Additionally, our sister company, Geyer, specialises in creating workplace environments that celebrate diversity and inclusion to enable communities to thrive within. We’ve adopted many of their strategies, and I’m confident that our Safety Culture is robust and continually improving. I’m immensely proud of our team and the strong camaraderie that extends to our subcontractors and consultants, ensuring a unified commitment to safety.
Finally, creating a safe and healthy workplace is never stagnant but continually evolving. We are behind the scenes exploring AI opportunities to further equip our teams with cutting-edge efficiencies. We believe that by staying at the forefront of advancements, we can better protect our team and their wellbeing.
Together, we will continue to strive for excellence in safety, health, and wellbeing of everyone in our organisation, along with our sub-contractor colleagues and external consultants.

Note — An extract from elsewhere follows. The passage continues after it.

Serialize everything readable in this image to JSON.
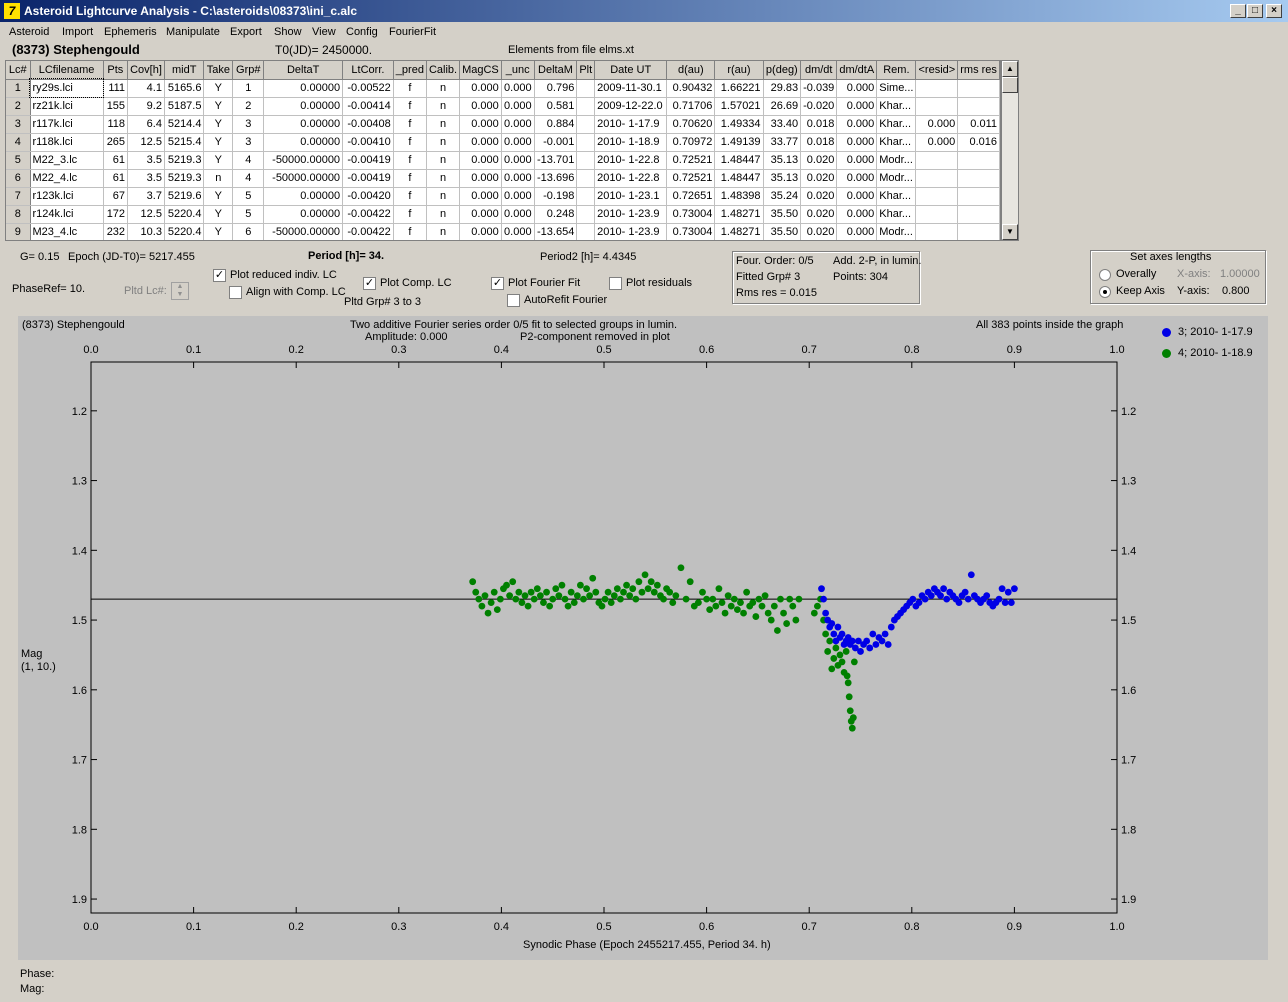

Let’s hear from Nathan Fernandes, Project Manager at our Melbourne office, about his perspectives on our efforts to create a safe and healthy workplace.
Firstly Nathan, how do you build a strong Safety Culture on your sites?
I have a wide range of actions and activities that I tailor to suit each site, some key ones being:
- Allocate necessary resources for safety measures and training, which includes additional labour if required.
- Develop clear and comprehensive safety policies and procedures through the use of HSEQ Boards, Daily pre-starts, and ensure these policies are accessible and regularly updated.
- Encourage the reporting of unsafe conditions or incidents in daily prestart and sub-contractor toolbox meetings.
- Provide safety training to all Site Managers and ensure they have a fortnightly catchup with the Construction Manager and HSEQ lead.
- Ensure that sub-contractors understand potential hazards and how to mitigate them through the use of their SWMS. This way we hold subbies accountable for their roles in maintaining safety, ensuring everyone goes home safely.
- Regularly review safety policies and procedures for effectiveness.
- Displaying the emergency response plan and ensuring all sub-contractors are familiar with it, and conducting drills to practice response to potential emergencies for projects longer than 3 months.
- Maintain incidents reports and inspections via our internal construction management system, and informing Work Safe when required.
What are some of the challenges you face with implementing a safety culture, and how do you address them?
Managing people entering or exiting the site at all times proves a challenge. A way to tackle this is the ensure the Site Manager has the capabilities to manage this aspect effectively – ie., not being on the tools, using a leading hand when sites get busy during deliveries, positioning the site office so there is clear line of site of the entrance/exit, signage clearly signalling that everyone must sign in before entering.
If you have any safety concerns, how do you raise them? What’s the process after you raise them?
The first point of action is to refer the non-negotiables that each Site Manager has. If there’s still further query it can then be raised to our national HSEQ lead who is always available via team, emails or phone. Once raised, the HSEQ team reviews and helps in advising a solution. If the query is repetitive and occurring on muiltple sites, it would be added to the non-negotiables list/Procore forms and inspections.
At Valmont we promote a very open culture practice where no query however insignificant should go unanswered. An effective way we administer this is via fortnightly meetings we have with all our Site Managers to discuss progress on sites, issues and query raised, etc.
And lastly Nathan, do you have any ideas or suggestions to strengthen a site based safety culture?
A key thing would be to implement an incentive program to recognise and reward safe behaviour. I think this would go a long way toward further strengthening what we already have in place.